Roche’s phenomenally successful breast cancer drug Herceptin (trastuzumab) has been pushed through the European approvals system in record time and now looks set to be made available to the millions of women diagnosed with early-stage disease every year. The thumbs-up from the European Medicines Agency’s advisory committee, the Committee for Human Medicinal Products, was given in just 27 days.
Specifically, the CHMP has given Roche the green light to market Herceptin following surgery and standard chemotherapy in women whose cancer is classed as positive for the HER-2 receptor - an aggressive form of the disease in which the tumours are fast-growing and there is a higher likelihood of relapse. Full marketing clearance from the European Medicines Agency is anticipated within the next three months.
The decision has been based on data the New England Journal of Medicine described as “revolutionary,” showing that Herceptin effectively halved the risk of tumour recurrence in women with early breast cancer.
In the UK, Herceptin has become a brand-name to be reckoned with as patients clamour for access to the drug – which comes with a price tag in excess of £20,000 per year – and politicians and regulators juggle with what has become somewhat of a hot potato.
On the one hand, Health Secretary Patricia Hewitt has called for greater access to Herceptin – even for the non-approved indication of early breast cancer – while the National Health Service struggles to stump up the money amid a deepening cash crisis. And patients have taken their primary care trusts to the High Court to secure treatment with the drug; most recently, Anne Marie Rogers won her legal battle after Swindon PCT refused to pay for her therapy.
In the middle of all this is the country’s cost-effectiveness body, the independent National Institute for Health and Clinical Excellence, which has the job of assessing whether Herceptin should be made available on the NHS. Hewitt’s intervention led to the Institute building in a fast-track system to allow speedier decisions to be made; it began the process as soon as Roche submitted its application to the European regulators in February and says it expects to make what is perhaps the most politically sensitive recommendation of its existence in July.
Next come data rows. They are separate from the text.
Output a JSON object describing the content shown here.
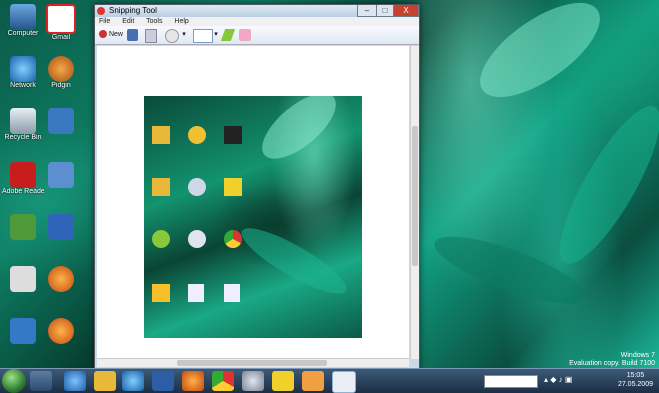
{
  "window": {
    "title": "Snipping Tool",
    "minimize_glyph": "–",
    "maximize_glyph": "□",
    "close_glyph": "X"
  },
  "menu": {
    "file": "File",
    "edit": "Edit",
    "tools": "Tools",
    "help": "Help"
  },
  "toolbar": {
    "new_label": "New"
  },
  "desktop_icons": [
    "Computer",
    "Gmail",
    "Network",
    "Pidgin",
    "Recycle Bin",
    "Adobe Reader"
  ],
  "taskbar": {
    "clock_time": "15:05",
    "clock_date": "27.05.2009"
  },
  "watermark": {
    "line1": "Windows 7",
    "line2": "Evaluation copy. Build 7100"
  },
  "colors": {
    "accent": "#12a184",
    "taskbar": "#1b2e44"
  }
}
Herceptin, which is already available for advanced breast cancer, saw a doubling of its turnover during the first three months of this year to in excess of 860 million Swiss francs ($686 million).